### Requirement
Nothing but a number should be written: the count of lines below that contain "date".

··· Input data

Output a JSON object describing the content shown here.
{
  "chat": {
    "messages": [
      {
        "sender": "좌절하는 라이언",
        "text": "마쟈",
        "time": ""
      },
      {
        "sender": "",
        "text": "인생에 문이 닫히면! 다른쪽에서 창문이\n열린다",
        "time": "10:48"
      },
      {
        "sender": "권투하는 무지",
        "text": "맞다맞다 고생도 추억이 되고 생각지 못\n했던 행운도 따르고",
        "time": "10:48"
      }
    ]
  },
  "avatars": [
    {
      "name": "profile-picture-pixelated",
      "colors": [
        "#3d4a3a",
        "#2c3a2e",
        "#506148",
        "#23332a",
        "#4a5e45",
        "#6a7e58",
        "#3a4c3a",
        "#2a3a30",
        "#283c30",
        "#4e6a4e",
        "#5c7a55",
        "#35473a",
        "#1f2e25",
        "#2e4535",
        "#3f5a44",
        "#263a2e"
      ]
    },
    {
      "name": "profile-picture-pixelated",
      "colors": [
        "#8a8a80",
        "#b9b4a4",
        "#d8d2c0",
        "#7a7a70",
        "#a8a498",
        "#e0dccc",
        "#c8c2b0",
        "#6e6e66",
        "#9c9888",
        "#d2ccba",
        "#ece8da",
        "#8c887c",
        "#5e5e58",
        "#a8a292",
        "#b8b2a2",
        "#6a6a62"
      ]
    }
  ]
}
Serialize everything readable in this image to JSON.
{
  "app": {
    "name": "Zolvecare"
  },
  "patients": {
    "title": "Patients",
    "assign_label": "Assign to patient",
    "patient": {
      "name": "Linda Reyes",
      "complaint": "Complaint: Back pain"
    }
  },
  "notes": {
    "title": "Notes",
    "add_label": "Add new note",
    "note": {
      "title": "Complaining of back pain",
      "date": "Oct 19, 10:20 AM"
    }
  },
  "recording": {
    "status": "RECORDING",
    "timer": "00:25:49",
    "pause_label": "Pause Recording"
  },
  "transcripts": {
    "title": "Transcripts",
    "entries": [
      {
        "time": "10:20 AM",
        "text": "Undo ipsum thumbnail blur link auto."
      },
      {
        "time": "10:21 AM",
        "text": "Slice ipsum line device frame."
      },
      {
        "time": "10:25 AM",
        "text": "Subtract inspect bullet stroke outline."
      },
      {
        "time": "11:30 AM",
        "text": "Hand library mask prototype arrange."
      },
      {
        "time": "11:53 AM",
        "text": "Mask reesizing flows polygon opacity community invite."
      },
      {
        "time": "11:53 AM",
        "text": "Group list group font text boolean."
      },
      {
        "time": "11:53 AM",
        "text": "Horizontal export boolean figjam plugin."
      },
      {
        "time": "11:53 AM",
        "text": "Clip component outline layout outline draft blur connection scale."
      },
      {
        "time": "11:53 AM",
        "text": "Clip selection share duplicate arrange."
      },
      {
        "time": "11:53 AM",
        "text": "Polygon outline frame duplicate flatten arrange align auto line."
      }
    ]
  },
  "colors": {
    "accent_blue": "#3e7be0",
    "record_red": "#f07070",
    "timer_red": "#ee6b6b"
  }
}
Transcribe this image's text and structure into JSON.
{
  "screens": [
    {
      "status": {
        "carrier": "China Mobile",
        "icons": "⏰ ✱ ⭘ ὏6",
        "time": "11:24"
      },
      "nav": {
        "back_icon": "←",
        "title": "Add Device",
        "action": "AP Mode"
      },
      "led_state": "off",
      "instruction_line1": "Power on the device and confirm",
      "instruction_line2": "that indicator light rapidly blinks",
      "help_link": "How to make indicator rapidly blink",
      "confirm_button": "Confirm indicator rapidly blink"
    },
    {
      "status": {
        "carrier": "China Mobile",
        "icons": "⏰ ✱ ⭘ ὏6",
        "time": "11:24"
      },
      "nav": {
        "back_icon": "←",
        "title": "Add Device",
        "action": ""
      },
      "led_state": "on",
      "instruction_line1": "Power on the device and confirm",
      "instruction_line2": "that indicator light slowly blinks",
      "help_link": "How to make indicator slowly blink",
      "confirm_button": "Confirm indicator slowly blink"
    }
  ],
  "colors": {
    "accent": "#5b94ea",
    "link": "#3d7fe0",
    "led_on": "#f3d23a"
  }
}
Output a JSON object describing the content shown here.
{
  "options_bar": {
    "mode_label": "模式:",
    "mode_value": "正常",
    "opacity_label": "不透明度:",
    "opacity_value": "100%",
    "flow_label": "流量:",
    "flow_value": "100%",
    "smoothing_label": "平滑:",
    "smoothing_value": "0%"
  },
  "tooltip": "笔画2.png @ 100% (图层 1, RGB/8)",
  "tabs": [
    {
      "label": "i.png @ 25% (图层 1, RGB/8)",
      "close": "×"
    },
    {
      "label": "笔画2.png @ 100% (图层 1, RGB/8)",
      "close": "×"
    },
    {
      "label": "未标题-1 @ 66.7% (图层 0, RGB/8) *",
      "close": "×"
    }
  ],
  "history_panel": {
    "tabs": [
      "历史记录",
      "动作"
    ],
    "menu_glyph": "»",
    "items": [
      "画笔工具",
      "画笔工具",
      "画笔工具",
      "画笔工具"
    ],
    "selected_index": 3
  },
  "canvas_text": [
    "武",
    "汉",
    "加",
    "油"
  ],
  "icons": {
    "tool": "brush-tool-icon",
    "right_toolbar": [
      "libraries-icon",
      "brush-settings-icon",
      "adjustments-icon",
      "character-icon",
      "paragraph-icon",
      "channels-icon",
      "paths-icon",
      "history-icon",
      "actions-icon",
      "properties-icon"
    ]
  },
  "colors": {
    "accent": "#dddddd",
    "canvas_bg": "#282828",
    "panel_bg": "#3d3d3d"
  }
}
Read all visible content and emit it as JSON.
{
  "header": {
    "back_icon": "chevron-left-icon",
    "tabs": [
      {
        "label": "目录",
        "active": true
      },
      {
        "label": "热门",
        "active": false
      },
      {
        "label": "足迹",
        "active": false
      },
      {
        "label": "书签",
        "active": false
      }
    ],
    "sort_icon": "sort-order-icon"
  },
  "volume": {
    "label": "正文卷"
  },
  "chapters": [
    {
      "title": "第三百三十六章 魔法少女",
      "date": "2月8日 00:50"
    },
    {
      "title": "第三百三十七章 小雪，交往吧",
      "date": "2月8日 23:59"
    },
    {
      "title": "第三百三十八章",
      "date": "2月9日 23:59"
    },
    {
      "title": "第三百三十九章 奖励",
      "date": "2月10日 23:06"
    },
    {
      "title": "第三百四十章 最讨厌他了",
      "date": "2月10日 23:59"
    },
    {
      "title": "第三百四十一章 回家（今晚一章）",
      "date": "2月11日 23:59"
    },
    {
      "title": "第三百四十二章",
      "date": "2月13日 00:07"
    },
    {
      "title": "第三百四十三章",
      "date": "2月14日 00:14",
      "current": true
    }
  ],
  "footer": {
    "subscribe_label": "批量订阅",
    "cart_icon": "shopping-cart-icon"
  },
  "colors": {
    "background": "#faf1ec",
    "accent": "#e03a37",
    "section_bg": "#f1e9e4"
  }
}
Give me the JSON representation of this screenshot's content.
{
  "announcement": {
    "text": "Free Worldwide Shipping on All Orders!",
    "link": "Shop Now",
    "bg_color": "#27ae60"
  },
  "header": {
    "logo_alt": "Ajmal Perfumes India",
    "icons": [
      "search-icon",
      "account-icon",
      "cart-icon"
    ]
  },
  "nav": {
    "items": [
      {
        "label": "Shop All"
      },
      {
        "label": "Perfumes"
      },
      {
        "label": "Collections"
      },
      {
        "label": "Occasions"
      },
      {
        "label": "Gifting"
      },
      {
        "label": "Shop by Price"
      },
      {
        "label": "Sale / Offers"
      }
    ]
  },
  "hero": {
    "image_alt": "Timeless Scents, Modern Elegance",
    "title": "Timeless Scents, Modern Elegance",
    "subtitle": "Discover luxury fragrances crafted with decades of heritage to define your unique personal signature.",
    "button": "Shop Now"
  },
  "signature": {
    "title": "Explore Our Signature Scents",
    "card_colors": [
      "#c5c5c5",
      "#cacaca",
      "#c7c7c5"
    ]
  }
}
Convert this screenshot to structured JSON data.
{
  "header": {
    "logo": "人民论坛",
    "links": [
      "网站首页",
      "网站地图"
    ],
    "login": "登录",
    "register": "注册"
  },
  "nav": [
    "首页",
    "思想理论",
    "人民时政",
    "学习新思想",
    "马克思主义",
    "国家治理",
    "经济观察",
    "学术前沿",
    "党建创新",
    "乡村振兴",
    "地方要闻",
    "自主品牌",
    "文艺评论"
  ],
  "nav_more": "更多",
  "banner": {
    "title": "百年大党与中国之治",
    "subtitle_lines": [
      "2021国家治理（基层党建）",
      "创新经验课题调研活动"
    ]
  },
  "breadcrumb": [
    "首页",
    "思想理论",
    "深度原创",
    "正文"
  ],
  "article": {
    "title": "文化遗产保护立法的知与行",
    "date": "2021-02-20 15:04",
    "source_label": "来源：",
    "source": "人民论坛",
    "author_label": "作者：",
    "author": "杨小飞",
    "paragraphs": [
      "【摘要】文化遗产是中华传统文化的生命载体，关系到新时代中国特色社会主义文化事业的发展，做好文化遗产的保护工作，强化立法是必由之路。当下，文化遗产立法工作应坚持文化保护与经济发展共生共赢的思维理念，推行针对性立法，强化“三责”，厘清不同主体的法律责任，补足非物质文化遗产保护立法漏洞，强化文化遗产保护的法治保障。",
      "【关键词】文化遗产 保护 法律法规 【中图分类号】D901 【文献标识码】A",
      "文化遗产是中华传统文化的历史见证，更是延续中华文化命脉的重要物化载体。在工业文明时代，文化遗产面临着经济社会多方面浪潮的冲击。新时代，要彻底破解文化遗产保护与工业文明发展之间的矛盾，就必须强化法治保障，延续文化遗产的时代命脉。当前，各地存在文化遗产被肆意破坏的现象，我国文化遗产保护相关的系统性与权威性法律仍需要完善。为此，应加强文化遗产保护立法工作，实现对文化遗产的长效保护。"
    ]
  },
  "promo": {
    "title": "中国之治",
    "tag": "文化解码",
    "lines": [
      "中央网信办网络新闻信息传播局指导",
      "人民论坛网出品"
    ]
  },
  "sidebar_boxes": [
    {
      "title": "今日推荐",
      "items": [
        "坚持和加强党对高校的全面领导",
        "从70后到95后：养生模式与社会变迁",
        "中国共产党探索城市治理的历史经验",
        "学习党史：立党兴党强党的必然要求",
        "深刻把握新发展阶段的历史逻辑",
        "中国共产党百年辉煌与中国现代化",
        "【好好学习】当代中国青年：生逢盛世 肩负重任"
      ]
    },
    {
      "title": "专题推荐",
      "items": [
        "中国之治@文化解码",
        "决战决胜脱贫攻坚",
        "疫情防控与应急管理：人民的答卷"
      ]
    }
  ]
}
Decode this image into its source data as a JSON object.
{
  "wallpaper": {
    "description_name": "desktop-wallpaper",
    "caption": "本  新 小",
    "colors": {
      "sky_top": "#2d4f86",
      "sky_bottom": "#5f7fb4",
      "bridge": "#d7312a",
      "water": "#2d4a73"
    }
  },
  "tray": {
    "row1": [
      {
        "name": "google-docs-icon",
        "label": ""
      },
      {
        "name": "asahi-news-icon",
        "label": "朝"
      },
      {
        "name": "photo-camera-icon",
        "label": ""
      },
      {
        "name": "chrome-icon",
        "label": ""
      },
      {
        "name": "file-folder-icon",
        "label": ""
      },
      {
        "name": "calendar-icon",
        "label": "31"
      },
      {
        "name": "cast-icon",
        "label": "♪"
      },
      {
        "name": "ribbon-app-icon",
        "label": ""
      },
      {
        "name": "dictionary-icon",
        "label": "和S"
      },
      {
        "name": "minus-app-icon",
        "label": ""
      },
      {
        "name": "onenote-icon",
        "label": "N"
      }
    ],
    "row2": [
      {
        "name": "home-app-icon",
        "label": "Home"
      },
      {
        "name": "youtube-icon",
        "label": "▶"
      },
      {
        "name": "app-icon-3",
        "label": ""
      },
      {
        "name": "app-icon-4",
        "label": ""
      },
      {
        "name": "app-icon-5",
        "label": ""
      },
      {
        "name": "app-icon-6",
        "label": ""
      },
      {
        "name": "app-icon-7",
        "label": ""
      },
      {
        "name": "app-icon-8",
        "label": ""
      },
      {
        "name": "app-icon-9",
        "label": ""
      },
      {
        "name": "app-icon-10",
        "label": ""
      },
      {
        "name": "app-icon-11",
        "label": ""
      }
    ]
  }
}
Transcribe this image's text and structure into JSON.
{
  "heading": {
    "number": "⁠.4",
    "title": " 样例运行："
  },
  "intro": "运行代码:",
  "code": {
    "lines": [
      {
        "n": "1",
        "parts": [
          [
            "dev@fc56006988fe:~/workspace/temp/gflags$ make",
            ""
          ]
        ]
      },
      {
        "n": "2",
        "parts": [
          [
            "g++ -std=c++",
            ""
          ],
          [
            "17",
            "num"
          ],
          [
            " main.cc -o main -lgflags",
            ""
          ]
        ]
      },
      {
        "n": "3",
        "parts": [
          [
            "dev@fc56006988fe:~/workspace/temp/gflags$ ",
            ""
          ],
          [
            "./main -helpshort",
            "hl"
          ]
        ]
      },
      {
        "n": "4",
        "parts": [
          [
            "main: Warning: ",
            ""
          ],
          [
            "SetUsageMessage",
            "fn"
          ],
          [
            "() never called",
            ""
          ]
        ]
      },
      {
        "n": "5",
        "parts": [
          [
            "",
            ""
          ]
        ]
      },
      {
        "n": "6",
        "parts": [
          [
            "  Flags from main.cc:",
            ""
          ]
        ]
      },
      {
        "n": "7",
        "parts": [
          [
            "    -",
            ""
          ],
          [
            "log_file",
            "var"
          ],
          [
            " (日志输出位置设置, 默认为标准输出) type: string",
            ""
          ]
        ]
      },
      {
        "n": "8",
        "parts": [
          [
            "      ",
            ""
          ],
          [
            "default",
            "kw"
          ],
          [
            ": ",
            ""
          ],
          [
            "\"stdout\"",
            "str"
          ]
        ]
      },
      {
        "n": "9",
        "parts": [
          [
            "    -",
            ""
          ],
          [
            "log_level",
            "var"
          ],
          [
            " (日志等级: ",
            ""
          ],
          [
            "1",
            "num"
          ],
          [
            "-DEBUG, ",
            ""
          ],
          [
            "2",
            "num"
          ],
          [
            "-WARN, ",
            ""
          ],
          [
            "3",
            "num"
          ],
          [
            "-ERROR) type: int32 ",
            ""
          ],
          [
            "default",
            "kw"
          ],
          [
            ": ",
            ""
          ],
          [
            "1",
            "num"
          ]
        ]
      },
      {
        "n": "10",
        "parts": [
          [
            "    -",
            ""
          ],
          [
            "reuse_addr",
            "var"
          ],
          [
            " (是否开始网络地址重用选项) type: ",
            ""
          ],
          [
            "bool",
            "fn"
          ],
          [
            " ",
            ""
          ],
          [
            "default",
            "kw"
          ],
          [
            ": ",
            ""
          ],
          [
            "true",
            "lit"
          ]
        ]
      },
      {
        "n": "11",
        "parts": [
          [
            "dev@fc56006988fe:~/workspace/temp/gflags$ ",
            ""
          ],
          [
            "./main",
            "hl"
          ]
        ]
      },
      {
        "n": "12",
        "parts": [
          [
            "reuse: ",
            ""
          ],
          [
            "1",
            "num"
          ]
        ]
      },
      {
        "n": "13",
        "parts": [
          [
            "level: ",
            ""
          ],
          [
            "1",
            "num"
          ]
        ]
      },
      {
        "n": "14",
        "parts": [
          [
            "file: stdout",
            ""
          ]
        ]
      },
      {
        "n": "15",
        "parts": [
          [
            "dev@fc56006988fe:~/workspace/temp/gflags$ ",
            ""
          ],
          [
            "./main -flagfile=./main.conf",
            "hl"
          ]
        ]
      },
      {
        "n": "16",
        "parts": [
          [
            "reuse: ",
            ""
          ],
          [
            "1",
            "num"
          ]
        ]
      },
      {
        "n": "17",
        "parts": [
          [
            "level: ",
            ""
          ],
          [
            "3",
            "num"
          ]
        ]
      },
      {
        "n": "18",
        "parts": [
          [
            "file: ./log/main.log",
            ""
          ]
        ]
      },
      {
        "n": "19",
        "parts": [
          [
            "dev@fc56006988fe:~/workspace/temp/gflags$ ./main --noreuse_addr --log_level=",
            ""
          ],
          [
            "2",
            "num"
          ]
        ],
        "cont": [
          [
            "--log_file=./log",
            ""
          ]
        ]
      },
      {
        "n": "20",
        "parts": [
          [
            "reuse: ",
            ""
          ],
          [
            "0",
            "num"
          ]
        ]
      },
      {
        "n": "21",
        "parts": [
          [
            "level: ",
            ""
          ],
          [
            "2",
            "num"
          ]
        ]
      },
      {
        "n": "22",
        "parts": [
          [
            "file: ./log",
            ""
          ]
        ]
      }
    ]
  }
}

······

### Output below
10